Automotive insurance rates are in constant flux in the United States. From year to year, there are many factors that influence how much drivers pay for their car insurance, from new technologies that impact rates to higher numbers of claims and even regional differences in pricing. The types of vehicles being insured, driving record trends, and demographic data can also have a profound impact on automotive insurance rates. In this blog post, we will go over the state of car insurance in 2018, giving motorists the insights they need to make informed purchasing decisions.
A Look at Average Car Insurance Rates
As mentioned earlier, many factors influence average automobile insurance rates, both in terms of cost and in coverage.
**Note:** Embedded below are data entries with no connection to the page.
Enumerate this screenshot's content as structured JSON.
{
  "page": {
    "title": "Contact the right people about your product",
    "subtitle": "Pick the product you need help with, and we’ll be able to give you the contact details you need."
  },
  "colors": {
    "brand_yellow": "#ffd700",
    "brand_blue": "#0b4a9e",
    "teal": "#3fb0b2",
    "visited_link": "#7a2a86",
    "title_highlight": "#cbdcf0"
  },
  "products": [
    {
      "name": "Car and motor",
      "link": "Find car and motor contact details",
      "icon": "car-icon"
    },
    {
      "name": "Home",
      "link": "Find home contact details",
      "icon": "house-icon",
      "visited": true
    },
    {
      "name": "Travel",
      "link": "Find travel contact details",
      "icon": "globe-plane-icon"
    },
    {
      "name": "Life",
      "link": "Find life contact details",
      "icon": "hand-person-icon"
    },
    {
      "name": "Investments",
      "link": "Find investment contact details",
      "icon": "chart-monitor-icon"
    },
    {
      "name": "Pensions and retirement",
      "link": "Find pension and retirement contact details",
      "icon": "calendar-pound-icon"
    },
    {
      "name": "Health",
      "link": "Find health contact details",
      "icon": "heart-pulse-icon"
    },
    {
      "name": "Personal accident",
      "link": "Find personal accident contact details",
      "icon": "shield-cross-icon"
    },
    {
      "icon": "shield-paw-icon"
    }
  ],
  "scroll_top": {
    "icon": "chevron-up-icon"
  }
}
It is no longer as simple as having a clean driving record; today’s car insurance pricing is impacted by literally thousands of regional, national, and demographic factors. A driver’s credit score, property ownership, and education may even play into cost factors of automotive insurance. A leading insurance industry publication conducted a survey of over 50 million car insurance rates across every ZIP code in the U.S. to provide a look at trends.
In general, car insurance rates in the United States are higher than ever before. On average, the national car insurance premium is just over $1400 per year. National average rates have gone up each year – and 2018’s rate increase is an increase of 20% over 2011’s figures.
In the U.S., the most expensive place to obtain car insurance is in the city of Detroit, Michigan, where the average annual premium is close to $5500. The least expensive city for car insurance is Winston-Salem, North Carolina – the average in that city is about $770 per year. These rates coincide with the most- and least-expensive states for car insurance. Michigan is the most expensive at $2610 per year, while North Carolina has the lowest average annual premiums in the country, hovering just under $900.
National car insurance rate averages have trended upward over the past decade, and this is also true for state-by-state rates. Some states saw premium increases of 60% or more, while other states saw averages raised by only 1%.
In ten U.S. states, rates actually decreased for 2018 – and the decline in some of these states was rather substantial, equaling 20% or more in some cases. States that saw declining automotive insurance premiums were:
Technology and Behavioral Factors Influencing Car Insurance Premiums
It goes without saying that drunk driving violations can dramatically increase car insurance rates. Getting a DUI, on average, raises rates about 34%, which is actually lower than in years past. In contrast, a ticket for unlawful use of mobile phones while driving (making a call or texting), has seen incredible penalty increases. In 2011, the average rate penalty was about $3.00, or 0.25%. In 2018, the average penalty is $226, which translates into a 7500% increase.
Driver safety devices, such as anti-theft technologies, collision warning and avoidance systems, and stability control have all served to help reduce average car insurance costs. These reductions are not particularly substantial, averaging about 1%, but every bit makes a difference. Even if car drivers are not saving money with these technologies, they are safer, and reduction in collisions directly translates to reduced average car insurance rates across the board.